The Earth Congress will protect, on behalf of the population of the entire Earth, the oceans, the Arctic and the Antarctic, the atmosphere. Satellites and other devices that orbit the Earth will be strictly controlled to protect humanity and end the militarization of space. Iwill set out transparent and effective regulations to assure that the internet is powered entirely by renewable energy, is accessible to all and promotes an open intellectual discourse based on the scientific method rather than addictive games and pornography.

The interaction of experts in the Earth sciences, the environment, agriculture and technology with groups that are deeply engaged with ordinary citizens, and with representatives of local government, will create a positive cycle of inquiry, objective analysis, constructive proposals and transparent implementation that will usher in a new age of meaningful governance.

Reforming global governance and improving the US-China relationship

The future of global governance is critical to addressing the completely unnecessary conflicts between the United States and the People’s Republic of China being promoted for fun and profit. These two countries should be working together at the highest levels to respond to the challenges of the current day and to create true global governance for the people.

Instead we are bombarded in the United States with calls for war with China, with campaigns to demonize China.

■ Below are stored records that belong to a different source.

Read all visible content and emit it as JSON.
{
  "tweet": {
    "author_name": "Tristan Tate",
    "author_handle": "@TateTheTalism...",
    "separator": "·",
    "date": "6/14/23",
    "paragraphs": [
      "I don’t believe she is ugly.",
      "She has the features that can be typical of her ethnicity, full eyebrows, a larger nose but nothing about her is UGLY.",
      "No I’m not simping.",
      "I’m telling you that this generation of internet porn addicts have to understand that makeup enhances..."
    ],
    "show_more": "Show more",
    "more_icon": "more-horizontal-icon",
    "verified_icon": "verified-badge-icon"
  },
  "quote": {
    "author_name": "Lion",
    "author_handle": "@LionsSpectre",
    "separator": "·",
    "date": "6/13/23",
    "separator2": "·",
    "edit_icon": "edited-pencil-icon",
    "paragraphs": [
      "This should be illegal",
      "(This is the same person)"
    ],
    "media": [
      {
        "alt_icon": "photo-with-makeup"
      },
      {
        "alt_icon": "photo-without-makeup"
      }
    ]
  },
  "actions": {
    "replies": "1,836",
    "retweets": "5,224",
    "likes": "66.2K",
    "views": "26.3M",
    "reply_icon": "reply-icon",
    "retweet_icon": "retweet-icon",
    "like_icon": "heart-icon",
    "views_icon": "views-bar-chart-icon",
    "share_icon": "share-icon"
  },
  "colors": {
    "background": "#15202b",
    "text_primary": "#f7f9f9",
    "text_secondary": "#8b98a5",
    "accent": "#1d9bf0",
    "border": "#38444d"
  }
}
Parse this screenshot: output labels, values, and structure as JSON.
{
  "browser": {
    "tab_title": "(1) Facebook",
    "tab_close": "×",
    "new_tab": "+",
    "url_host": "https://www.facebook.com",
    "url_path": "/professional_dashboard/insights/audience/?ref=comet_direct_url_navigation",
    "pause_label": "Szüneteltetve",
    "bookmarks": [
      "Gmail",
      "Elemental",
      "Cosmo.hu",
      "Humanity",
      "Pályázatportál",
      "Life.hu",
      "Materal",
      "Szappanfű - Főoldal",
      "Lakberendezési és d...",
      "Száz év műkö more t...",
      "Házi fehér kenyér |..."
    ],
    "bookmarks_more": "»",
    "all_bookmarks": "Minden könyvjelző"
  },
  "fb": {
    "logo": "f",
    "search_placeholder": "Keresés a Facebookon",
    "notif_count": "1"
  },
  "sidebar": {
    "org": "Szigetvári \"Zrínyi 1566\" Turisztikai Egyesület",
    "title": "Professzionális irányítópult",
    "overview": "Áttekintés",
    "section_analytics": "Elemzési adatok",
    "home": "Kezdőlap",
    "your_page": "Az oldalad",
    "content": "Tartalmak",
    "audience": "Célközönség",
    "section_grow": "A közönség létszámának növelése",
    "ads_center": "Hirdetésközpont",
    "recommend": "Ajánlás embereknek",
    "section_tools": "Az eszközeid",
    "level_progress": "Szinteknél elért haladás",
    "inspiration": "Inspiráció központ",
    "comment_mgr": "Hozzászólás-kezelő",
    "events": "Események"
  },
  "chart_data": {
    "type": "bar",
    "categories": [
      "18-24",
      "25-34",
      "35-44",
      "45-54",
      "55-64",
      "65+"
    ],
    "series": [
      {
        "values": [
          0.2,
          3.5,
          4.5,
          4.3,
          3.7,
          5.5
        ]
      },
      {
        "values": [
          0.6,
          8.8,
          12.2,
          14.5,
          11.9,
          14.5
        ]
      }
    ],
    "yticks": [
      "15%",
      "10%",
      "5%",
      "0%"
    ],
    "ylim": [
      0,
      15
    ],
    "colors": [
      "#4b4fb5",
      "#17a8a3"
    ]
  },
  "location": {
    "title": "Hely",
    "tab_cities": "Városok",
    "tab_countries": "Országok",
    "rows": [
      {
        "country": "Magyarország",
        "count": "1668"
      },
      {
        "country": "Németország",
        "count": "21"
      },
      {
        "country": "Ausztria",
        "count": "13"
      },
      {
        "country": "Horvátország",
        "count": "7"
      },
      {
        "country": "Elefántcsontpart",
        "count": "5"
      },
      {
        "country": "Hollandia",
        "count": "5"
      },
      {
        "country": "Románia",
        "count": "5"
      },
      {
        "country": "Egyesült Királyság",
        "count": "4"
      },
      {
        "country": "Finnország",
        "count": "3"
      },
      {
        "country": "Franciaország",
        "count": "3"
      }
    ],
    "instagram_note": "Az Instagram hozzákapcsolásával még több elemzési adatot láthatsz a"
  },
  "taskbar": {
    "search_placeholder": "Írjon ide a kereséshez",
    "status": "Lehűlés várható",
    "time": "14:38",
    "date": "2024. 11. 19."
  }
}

The two countries have been linked together through systems of production and consumption, not through ties between people. We need decoupling in the sense that the people of both countries have their lives controlled increasing by ruthless multinational banks. Exploitive patterns of economic interaction tying the two nations should be reformed.

But we need a deeper integration between the United States and China in terms of a concrete dialog between the peoples of both nations about our shared future that will be implemented through honest and transparent governance for the sake of the Earth and future generations.

Written by

Get the Medium app

A button that says 'Download on the App Store', and if clicked it will lead you to the iOS App store
A button that says 'Get it on, Google Play', and if clicked it will lead you to the Google Play store